The President of Spectrol, and director of Atlantic XL, was Bill Fanning. Fanning had a history in oil and gas, including his stint with the Hibernia Management and Development Company Ltd, before joining Williams' company. Fanning was also a director, as was Edward Williams, of Spectrol's US subsidiary Spectrol Group GP, LLC, and Spectrol Group Limited of Houston, TX. During Fanning’s time as President of Spectrol he was appointed to the Bull Arm Site Corp Board of Directors (Oct 2006); appointed as Chair of the Board of Management of Newfoundland and Labrador Centre for Health Information (2007); and appointed as a director to Nalcor's Board of Directors (2009). These appointments were made by the Williams' administration to key positions regarding the offshore development of the province's oil industry. Fanning now runs Kvaerner Newfoundland Ltd, an SNC Lavalin subsidiary. Today, Atlantic XL remains an SNC Lavalin subsidiary. Its two directors are Marc T. Cullen representing SNC and Colin Laird representing his XL Group of Scotland.
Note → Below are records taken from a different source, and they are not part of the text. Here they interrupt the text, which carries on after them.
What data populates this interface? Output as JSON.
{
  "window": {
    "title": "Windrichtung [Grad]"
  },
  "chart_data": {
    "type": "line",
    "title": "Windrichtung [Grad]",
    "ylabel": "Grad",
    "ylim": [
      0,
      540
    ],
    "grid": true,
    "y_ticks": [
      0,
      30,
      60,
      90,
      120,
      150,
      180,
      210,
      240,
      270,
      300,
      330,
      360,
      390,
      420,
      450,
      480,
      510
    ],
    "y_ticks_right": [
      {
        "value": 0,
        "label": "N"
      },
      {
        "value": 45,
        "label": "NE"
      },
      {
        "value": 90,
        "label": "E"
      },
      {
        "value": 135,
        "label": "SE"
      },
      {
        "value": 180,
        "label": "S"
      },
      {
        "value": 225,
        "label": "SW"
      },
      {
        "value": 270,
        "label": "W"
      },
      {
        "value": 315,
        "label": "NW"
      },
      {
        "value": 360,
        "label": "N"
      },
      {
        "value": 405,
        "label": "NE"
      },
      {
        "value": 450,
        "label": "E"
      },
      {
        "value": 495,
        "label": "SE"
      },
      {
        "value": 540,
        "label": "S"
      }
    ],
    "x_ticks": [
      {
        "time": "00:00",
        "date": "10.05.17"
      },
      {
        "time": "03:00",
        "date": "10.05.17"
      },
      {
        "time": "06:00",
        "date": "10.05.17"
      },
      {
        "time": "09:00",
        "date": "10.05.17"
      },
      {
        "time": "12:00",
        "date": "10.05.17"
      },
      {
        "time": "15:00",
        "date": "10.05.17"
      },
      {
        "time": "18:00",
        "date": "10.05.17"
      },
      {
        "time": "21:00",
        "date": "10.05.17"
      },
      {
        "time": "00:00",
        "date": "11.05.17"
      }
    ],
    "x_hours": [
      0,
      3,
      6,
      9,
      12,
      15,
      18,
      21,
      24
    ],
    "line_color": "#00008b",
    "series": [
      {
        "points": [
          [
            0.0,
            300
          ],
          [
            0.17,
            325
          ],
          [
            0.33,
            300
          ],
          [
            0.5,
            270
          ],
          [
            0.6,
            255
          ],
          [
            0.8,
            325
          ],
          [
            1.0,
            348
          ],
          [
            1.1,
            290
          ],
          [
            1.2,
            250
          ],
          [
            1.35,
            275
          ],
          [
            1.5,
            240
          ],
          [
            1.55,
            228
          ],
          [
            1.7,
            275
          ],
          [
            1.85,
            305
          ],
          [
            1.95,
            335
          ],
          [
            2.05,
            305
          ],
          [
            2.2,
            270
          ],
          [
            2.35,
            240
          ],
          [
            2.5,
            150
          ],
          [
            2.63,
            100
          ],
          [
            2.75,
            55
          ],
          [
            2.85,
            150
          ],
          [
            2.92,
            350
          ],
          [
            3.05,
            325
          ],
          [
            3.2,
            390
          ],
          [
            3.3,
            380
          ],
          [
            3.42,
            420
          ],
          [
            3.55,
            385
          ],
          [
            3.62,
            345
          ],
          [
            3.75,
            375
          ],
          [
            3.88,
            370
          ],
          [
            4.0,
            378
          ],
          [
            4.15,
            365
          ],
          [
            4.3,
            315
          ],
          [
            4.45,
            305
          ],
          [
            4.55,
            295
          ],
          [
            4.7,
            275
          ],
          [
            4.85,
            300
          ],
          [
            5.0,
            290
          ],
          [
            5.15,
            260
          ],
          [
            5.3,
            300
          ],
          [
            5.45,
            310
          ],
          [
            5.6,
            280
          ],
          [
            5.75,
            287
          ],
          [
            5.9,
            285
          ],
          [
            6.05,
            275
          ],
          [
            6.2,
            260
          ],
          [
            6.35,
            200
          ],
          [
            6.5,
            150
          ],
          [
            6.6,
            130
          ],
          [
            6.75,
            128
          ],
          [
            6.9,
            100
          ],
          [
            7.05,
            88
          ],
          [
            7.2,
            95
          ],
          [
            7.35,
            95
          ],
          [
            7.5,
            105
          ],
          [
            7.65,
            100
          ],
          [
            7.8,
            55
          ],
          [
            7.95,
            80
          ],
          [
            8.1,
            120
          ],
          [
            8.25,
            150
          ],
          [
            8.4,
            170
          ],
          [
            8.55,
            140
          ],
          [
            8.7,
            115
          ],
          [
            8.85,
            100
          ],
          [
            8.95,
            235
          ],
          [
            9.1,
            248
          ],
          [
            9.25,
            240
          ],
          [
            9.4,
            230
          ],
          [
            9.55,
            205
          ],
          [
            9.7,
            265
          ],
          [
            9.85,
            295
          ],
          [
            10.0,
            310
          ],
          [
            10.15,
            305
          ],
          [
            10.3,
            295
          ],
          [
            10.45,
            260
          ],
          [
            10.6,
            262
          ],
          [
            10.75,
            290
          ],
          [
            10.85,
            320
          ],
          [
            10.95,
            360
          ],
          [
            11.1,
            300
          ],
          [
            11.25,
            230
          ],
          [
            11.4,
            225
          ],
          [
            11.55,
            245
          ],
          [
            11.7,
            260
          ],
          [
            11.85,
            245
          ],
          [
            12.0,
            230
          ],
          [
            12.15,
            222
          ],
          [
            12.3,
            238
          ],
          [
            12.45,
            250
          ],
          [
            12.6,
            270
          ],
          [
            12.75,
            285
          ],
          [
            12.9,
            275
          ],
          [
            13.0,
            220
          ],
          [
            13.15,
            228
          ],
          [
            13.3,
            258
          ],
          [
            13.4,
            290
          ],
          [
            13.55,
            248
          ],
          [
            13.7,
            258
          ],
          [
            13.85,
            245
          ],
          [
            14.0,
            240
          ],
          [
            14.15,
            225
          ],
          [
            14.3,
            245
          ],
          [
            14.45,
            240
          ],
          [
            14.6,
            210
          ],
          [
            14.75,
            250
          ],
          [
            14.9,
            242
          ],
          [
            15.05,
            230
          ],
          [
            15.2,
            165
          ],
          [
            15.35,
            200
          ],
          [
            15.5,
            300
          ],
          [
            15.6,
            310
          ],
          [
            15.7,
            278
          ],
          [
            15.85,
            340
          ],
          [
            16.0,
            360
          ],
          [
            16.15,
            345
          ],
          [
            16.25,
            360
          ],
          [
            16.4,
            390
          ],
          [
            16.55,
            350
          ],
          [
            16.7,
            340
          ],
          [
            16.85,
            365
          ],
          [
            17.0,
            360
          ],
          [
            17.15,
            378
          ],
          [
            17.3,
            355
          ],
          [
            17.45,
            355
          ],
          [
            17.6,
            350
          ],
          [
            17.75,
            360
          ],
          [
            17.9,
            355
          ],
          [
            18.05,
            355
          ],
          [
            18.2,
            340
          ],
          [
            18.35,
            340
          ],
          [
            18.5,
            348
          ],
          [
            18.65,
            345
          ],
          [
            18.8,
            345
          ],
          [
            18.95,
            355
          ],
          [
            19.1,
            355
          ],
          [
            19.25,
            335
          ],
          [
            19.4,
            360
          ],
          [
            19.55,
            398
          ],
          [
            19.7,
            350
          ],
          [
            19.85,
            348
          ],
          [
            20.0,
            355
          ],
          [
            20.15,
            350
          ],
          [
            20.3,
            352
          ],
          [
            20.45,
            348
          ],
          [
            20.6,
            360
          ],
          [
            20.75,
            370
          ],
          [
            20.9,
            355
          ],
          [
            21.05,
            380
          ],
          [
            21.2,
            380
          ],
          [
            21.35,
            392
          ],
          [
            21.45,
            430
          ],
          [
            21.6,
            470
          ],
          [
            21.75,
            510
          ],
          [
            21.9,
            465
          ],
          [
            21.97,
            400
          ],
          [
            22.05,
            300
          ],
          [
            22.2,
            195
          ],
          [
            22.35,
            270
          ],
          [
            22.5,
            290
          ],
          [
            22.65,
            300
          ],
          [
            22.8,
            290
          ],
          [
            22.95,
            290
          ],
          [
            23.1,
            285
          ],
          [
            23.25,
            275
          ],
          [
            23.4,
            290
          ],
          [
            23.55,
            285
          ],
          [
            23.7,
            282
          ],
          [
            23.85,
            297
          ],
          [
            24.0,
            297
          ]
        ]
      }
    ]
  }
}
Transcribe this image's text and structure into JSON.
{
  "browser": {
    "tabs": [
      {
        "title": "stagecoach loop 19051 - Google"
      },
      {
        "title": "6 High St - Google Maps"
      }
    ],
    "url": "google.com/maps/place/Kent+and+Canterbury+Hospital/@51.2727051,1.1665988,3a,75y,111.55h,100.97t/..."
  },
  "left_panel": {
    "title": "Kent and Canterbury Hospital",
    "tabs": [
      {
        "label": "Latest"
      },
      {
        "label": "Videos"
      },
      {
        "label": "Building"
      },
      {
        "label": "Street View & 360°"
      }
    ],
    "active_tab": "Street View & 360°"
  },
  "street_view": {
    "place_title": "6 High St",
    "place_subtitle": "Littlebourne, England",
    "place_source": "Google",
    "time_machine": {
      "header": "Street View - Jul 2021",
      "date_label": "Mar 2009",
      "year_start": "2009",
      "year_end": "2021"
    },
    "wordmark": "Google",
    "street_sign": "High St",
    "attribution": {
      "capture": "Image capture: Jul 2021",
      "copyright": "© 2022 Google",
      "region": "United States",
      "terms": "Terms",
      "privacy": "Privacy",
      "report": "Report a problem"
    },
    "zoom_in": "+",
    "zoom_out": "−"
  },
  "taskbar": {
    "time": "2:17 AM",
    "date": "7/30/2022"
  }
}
The problem for Williams, as will be discussed more in depth in the last part of this series, is he was in an obvious conflict of interest. While his companies may have been in a blind trust, although this author was unable to find a public filing of such a trust, his connections to his offshore companies were anything but arms length. In fact, he had family sitting on the Board of Directors of each company. Those Boards were small. Small enough that a family member could carry 50% of the Board's voting rights. Williams, as Premier, made decisions on offshore activity. His companies captured lucrative contracts on every offshore development in Newfoundland. His family members sat on those companies Boards. Williams, appointed his own President of Spectrol to government positions that could place him in a conflict of interest regarding Spectrol's, and Atlantic XL's operations. It would seem that Williams prepared his companies well for his time in government, and that arms length was not a primary concern of his.
Part3 will look at the actual sale of Spectrol, Atlantic XL, and Spectrol Group LLC to SNC Lavalin.